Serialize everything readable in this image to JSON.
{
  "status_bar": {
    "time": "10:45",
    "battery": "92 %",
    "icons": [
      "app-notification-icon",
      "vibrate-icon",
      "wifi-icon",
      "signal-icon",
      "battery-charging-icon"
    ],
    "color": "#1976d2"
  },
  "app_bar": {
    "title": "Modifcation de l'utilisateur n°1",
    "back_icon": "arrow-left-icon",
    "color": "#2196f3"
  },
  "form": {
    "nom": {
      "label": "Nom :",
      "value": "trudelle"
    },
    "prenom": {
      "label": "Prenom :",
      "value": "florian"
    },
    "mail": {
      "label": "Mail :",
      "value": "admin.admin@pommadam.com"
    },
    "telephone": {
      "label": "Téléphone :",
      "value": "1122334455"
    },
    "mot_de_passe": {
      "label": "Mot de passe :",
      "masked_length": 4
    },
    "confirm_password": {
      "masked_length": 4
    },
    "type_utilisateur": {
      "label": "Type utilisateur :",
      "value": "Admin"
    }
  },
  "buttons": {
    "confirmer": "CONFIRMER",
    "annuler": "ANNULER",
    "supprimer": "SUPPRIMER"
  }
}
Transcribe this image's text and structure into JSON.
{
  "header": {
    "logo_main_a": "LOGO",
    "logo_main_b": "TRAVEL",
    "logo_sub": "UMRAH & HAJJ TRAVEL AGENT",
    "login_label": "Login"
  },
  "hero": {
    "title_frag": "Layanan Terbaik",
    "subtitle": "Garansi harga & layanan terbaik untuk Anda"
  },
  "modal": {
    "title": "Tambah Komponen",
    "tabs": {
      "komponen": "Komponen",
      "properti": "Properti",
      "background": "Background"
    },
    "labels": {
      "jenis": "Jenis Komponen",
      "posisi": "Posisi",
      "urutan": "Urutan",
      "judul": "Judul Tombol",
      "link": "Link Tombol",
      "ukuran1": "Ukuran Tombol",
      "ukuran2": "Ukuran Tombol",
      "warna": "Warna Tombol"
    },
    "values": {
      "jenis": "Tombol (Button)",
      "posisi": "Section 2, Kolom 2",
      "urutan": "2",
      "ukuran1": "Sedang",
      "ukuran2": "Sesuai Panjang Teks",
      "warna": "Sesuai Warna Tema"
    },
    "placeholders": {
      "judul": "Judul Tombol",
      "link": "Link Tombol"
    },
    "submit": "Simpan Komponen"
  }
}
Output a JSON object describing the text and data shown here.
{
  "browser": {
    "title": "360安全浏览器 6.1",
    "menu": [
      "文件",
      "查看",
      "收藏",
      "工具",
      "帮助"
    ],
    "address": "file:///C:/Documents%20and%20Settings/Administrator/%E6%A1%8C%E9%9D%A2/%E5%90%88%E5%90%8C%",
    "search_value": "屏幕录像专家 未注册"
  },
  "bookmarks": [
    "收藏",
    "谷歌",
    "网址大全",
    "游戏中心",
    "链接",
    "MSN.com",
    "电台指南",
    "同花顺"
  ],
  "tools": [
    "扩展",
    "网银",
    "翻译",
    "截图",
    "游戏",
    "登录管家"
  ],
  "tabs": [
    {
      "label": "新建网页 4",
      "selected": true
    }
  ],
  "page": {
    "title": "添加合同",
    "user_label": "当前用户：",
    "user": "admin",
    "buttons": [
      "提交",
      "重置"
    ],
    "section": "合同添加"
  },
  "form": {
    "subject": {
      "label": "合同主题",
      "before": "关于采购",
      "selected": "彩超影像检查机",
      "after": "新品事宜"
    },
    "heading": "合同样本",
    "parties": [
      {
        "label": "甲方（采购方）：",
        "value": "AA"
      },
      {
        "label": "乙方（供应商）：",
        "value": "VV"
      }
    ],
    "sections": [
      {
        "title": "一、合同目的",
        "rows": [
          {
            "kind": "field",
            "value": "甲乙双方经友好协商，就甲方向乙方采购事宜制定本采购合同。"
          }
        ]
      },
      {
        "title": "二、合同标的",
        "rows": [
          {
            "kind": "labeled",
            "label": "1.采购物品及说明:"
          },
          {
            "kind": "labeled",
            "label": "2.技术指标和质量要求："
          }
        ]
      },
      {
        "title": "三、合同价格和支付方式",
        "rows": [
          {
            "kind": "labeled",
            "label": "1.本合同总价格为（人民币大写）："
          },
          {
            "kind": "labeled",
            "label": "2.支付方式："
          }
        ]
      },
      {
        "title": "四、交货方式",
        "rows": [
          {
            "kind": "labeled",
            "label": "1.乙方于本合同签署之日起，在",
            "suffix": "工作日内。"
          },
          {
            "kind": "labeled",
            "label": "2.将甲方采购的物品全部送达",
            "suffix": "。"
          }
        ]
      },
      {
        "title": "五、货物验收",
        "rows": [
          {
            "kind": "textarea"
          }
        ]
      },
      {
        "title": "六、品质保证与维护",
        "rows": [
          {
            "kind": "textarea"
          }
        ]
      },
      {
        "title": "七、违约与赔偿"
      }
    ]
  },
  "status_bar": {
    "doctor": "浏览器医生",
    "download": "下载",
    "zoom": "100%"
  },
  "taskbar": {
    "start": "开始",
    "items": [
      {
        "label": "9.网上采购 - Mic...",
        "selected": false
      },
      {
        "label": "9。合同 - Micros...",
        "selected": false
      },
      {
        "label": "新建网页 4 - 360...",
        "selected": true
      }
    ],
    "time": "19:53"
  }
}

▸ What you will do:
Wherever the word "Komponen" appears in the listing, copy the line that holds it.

▸ Answer:
    "title": "Tambah Komponen",
      "komponen": "Komponen",
      "jenis": "Jenis Komponen",
    "submit": "Simpan Komponen"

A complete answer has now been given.